#### Assignment:
Please print the data shown below without any alteration.

(Beginning of Record excerpts)

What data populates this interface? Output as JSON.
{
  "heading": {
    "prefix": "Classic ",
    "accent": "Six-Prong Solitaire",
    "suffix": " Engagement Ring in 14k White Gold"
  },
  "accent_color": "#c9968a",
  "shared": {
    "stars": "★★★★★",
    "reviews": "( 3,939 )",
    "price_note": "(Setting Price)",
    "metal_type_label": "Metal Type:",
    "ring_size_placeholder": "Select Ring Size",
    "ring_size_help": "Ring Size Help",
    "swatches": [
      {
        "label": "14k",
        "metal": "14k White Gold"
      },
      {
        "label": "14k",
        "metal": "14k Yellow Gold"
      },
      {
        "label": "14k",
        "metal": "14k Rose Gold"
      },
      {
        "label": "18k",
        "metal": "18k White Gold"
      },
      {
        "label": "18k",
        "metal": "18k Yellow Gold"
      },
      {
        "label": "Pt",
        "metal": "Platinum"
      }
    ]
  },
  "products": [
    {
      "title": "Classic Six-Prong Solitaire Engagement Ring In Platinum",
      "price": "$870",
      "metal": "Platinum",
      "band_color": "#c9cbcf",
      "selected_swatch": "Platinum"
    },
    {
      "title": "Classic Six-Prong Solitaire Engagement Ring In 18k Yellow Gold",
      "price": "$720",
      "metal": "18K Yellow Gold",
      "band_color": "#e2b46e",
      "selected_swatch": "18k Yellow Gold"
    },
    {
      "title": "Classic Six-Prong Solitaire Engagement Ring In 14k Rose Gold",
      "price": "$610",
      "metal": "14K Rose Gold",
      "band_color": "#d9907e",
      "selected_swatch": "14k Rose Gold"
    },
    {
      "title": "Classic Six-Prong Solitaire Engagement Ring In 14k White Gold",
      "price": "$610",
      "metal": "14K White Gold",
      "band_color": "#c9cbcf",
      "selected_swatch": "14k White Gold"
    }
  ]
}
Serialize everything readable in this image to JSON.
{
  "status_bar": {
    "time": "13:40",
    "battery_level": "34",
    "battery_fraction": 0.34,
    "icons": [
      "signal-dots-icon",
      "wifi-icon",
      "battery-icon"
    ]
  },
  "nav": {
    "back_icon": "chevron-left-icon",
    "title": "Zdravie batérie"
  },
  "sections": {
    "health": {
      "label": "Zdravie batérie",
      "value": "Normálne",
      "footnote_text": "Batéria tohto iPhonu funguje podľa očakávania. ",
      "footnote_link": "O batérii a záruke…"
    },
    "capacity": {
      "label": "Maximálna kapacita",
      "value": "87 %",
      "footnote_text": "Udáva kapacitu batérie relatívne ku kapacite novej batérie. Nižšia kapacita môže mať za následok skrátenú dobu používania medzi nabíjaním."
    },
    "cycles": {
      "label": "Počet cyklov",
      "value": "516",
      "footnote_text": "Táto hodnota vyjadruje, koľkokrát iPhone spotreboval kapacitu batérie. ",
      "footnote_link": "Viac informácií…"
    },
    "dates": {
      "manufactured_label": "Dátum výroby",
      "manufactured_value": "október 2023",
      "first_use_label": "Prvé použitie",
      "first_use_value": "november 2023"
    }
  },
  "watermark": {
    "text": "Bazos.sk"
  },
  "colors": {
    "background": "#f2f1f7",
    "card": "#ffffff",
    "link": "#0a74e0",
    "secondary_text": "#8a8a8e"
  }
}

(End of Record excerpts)

#### Solution for this task:
What data populates this interface? Output as JSON.
{
  "heading": {
    "prefix": "Classic ",
    "accent": "Six-Prong Solitaire",
    "suffix": " Engagement Ring in 14k White Gold"
  },
  "accent_color": "#c9968a",
  "shared": {
    "stars": "★★★★★",
    "reviews": "( 3,939 )",
    "price_note": "(Setting Price)",
    "metal_type_label": "Metal Type:",
    "ring_size_placeholder": "Select Ring Size",
    "ring_size_help": "Ring Size Help",
    "swatches": [
      {
        "label": "14k",
        "metal": "14k White Gold"
      },
      {
        "label": "14k",
        "metal": "14k Yellow Gold"
      },
      {
        "label": "14k",
        "metal": "14k Rose Gold"
      },
      {
        "label": "18k",
        "metal": "18k White Gold"
      },
      {
        "label": "18k",
        "metal": "18k Yellow Gold"
      },
      {
        "label": "Pt",
        "metal": "Platinum"
      }
    ]
  },
  "products": [
    {
      "title": "Classic Six-Prong Solitaire Engagement Ring In Platinum",
      "price": "$870",
      "metal": "Platinum",
      "band_color": "#c9cbcf",
      "selected_swatch": "Platinum"
    },
    {
      "title": "Classic Six-Prong Solitaire Engagement Ring In 18k Yellow Gold",
      "price": "$720",
      "metal": "18K Yellow Gold",
      "band_color": "#e2b46e",
      "selected_swatch": "18k Yellow Gold"
    },
    {
      "title": "Classic Six-Prong Solitaire Engagement Ring In 14k Rose Gold",
      "price": "$610",
      "metal": "14K Rose Gold",
      "band_color": "#d9907e",
      "selected_swatch": "14k Rose Gold"
    },
    {
      "title": "Classic Six-Prong Solitaire Engagement Ring In 14k White Gold",
      "price": "$610",
      "metal": "14K White Gold",
      "band_color": "#c9cbcf",
      "selected_swatch": "14k White Gold"
    }
  ]
}
Serialize everything readable in this image to JSON.
{
  "status_bar": {
    "time": "13:40",
    "battery_level": "34",
    "battery_fraction": 0.34,
    "icons": [
      "signal-dots-icon",
      "wifi-icon",
      "battery-icon"
    ]
  },
  "nav": {
    "back_icon": "chevron-left-icon",
    "title": "Zdravie batérie"
  },
  "sections": {
    "health": {
      "label": "Zdravie batérie",
      "value": "Normálne",
      "footnote_text": "Batéria tohto iPhonu funguje podľa očakávania. ",
      "footnote_link": "O batérii a záruke…"
    },
    "capacity": {
      "label": "Maximálna kapacita",
      "value": "87 %",
      "footnote_text": "Udáva kapacitu batérie relatívne ku kapacite novej batérie. Nižšia kapacita môže mať za následok skrátenú dobu používania medzi nabíjaním."
    },
    "cycles": {
      "label": "Počet cyklov",
      "value": "516",
      "footnote_text": "Táto hodnota vyjadruje, koľkokrát iPhone spotreboval kapacitu batérie. ",
      "footnote_link": "Viac informácií…"
    },
    "dates": {
      "manufactured_label": "Dátum výroby",
      "manufactured_value": "október 2023",
      "first_use_label": "Prvé použitie",
      "first_use_value": "november 2023"
    }
  },
  "watermark": {
    "text": "Bazos.sk"
  },
  "colors": {
    "background": "#f2f1f7",
    "card": "#ffffff",
    "link": "#0a74e0",
    "secondary_text": "#8a8a8e"
  }
}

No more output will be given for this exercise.